Share this post


Link to post
Share on other sites

Always tragic in any time, but particularly so when someone has a long life ahead of them. As others have pointed out, suicide isn't an act of cowardice. It isn't a decision than one arrives at after a logical evaluation of a problem or situation. It is not the result of rational thinking. Clinical depression has essentially nothing to do with the version of depression that all of us experience; it is a complex condition that combines biological, psychological, and social factors. The way it manifests itself in moods or behaviors that are similar to emotional moods felt by us all actually does a disservice in the treatment and understanding of the condition - we want to tell someone that it's not that bad so cheer up, or expect them to rationally sort through their feelings. It is almost unfortunate that the psychiatric community chose to name the condition this way and not come up with some long nasty-sounding latin term, as it leads to preventing everyone else not recognizing this for the serious disease that it is.

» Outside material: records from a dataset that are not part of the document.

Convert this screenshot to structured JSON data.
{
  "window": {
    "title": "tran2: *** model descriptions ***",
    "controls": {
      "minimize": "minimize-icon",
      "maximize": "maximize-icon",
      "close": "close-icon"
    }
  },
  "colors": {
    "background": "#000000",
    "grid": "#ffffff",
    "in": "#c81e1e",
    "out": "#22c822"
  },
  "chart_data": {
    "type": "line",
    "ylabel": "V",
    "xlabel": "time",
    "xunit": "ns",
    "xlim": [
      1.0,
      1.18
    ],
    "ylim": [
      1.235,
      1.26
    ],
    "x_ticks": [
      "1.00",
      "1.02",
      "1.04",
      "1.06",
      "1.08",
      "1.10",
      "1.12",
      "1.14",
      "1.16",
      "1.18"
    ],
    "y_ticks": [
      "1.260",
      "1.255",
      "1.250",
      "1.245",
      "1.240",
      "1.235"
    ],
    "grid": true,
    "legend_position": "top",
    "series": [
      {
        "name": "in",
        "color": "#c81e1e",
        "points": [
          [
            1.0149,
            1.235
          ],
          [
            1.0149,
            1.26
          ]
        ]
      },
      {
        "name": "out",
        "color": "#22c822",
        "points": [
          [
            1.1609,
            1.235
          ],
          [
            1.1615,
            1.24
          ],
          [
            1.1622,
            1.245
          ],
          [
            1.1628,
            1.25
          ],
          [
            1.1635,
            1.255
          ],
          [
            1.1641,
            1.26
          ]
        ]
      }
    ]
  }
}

Share this post


Link to post
Share on other sites

Note: This thread is 3225 days old. We appreciate that you found this thread instead of starting a new one, but if you plan to post here please make sure it's still relevant. If not, please start a new topic. Thank you!

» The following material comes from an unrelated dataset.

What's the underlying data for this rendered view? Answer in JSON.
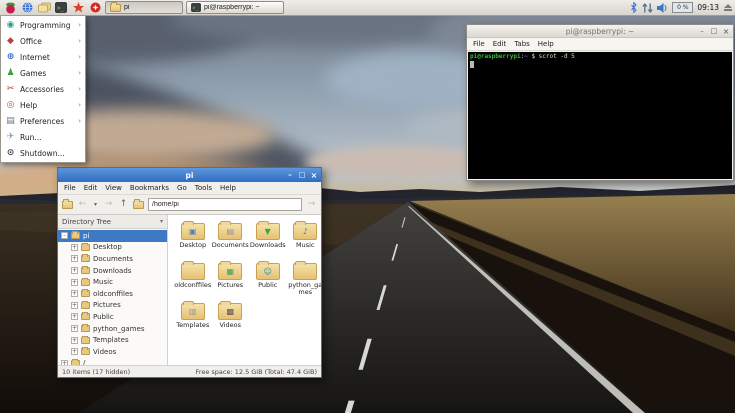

Join the conversation

You can post now and register later. If you have an account, sign in now to post with your account.
Note: Your post will require moderator approval before it will be visible.

Guest
Reply to this topic...

×   Pasted as rich text.   Paste as plain text instead

  Only 75 emoji are allowed.

×   Your link has been automatically embedded.   Display as a link instead

×   Your previous content has been restored.   Clear editor

×   You cannot paste images directly. Upload or insert images from URL.

Sign in to follow this  



×
×
  • Create New...

Important Information

Welcome to TST! Signing up is free, and you'll see fewer ads and can talk with fellow golf enthusiasts! By using TST, you agree to our Terms of Use, our Privacy Policy, and our Guidelines.

The popup will be closed in 10 seconds...